◆ **TO DO**
Though the entries hold pictures, only their text should be duplicated, exactly and in full.

(Excerpts from an interface dataset)
[Start of Attachment]

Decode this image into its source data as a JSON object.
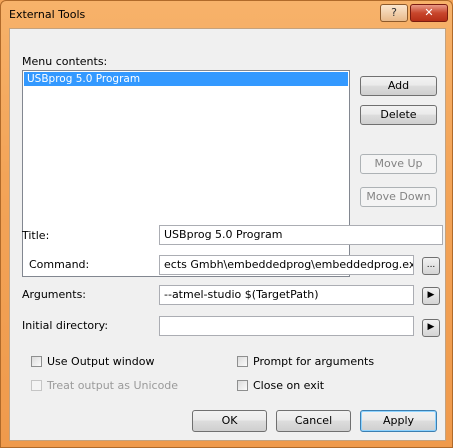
{
  "window": {
    "title": "External Tools",
    "help_glyph": "?",
    "close_glyph": "✕"
  },
  "menu": {
    "label": "Menu contents:",
    "items": [
      "USBprog 5.0 Program"
    ],
    "selected_index": 0
  },
  "side_buttons": {
    "add": "Add",
    "delete": "Delete",
    "move_up": "Move Up",
    "move_down": "Move Down"
  },
  "fields": {
    "title_label": "Title:",
    "title_value": "USBprog 5.0 Program",
    "command_label": "Command:",
    "command_value": "ects Gmbh\\embeddedprog\\embeddedprog.exe",
    "command_browse": "...",
    "arguments_label": "Arguments:",
    "arguments_value": "--atmel-studio $(TargetPath)",
    "arguments_arrow": "▶",
    "initial_dir_label": "Initial directory:",
    "initial_dir_value": "",
    "initial_dir_arrow": "▶"
  },
  "options": {
    "use_output_window": {
      "label": "Use Output window",
      "checked": false,
      "enabled": true
    },
    "treat_unicode": {
      "label": "Treat output as Unicode",
      "checked": false,
      "enabled": false
    },
    "prompt_arguments": {
      "label": "Prompt for arguments",
      "checked": false,
      "enabled": true
    },
    "close_on_exit": {
      "label": "Close on exit",
      "checked": false,
      "enabled": true
    }
  },
  "footer": {
    "ok": "OK",
    "cancel": "Cancel",
    "apply": "Apply"
  }
}
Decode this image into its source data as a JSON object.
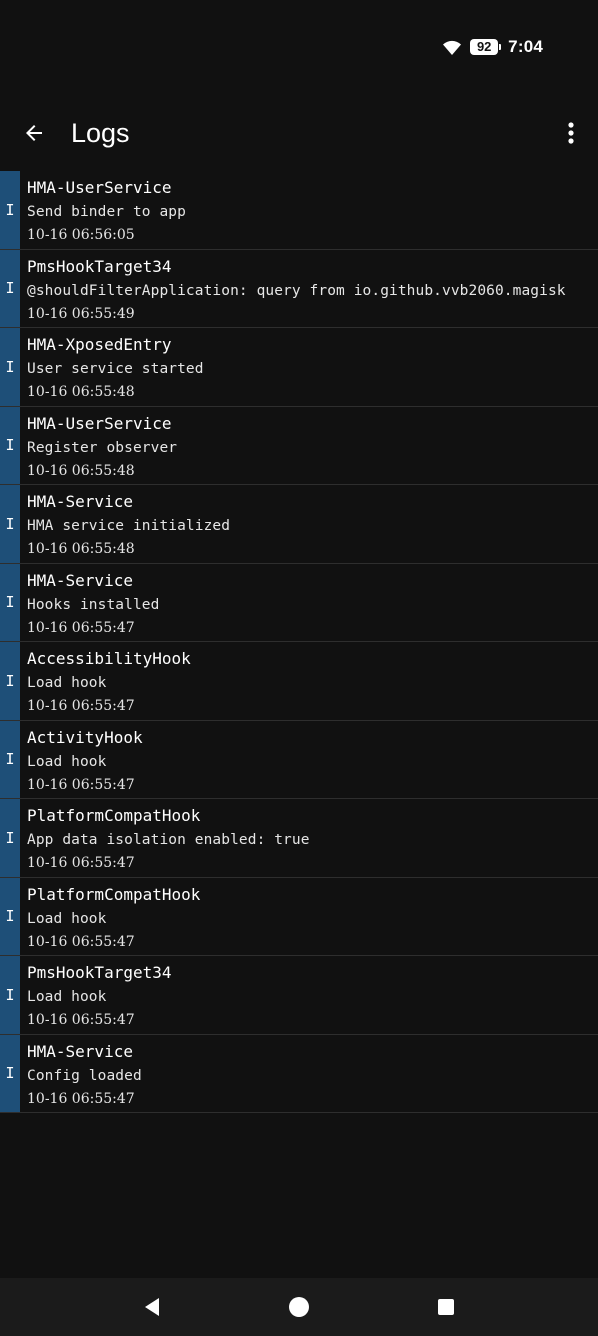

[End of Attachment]

◆ **SOLUTION TO THE EXERCISE**
Decode this image into its source data as a JSON object.
{
  "window": {
    "title": "External Tools",
    "help_glyph": "?",
    "close_glyph": "✕"
  },
  "menu": {
    "label": "Menu contents:",
    "items": [
      "USBprog 5.0 Program"
    ],
    "selected_index": 0
  },
  "side_buttons": {
    "add": "Add",
    "delete": "Delete",
    "move_up": "Move Up",
    "move_down": "Move Down"
  },
  "fields": {
    "title_label": "Title:",
    "title_value": "USBprog 5.0 Program",
    "command_label": "Command:",
    "command_value": "ects Gmbh\\embeddedprog\\embeddedprog.exe",
    "command_browse": "...",
    "arguments_label": "Arguments:",
    "arguments_value": "--atmel-studio $(TargetPath)",
    "arguments_arrow": "▶",
    "initial_dir_label": "Initial directory:",
    "initial_dir_value": "",
    "initial_dir_arrow": "▶"
  },
  "options": {
    "use_output_window": {
      "label": "Use Output window",
      "checked": false,
      "enabled": true
    },
    "treat_unicode": {
      "label": "Treat output as Unicode",
      "checked": false,
      "enabled": false
    },
    "prompt_arguments": {
      "label": "Prompt for arguments",
      "checked": false,
      "enabled": true
    },
    "close_on_exit": {
      "label": "Close on exit",
      "checked": false,
      "enabled": true
    }
  },
  "footer": {
    "ok": "OK",
    "cancel": "Cancel",
    "apply": "Apply"
  }
}
Decode this image into its source data as a JSON object.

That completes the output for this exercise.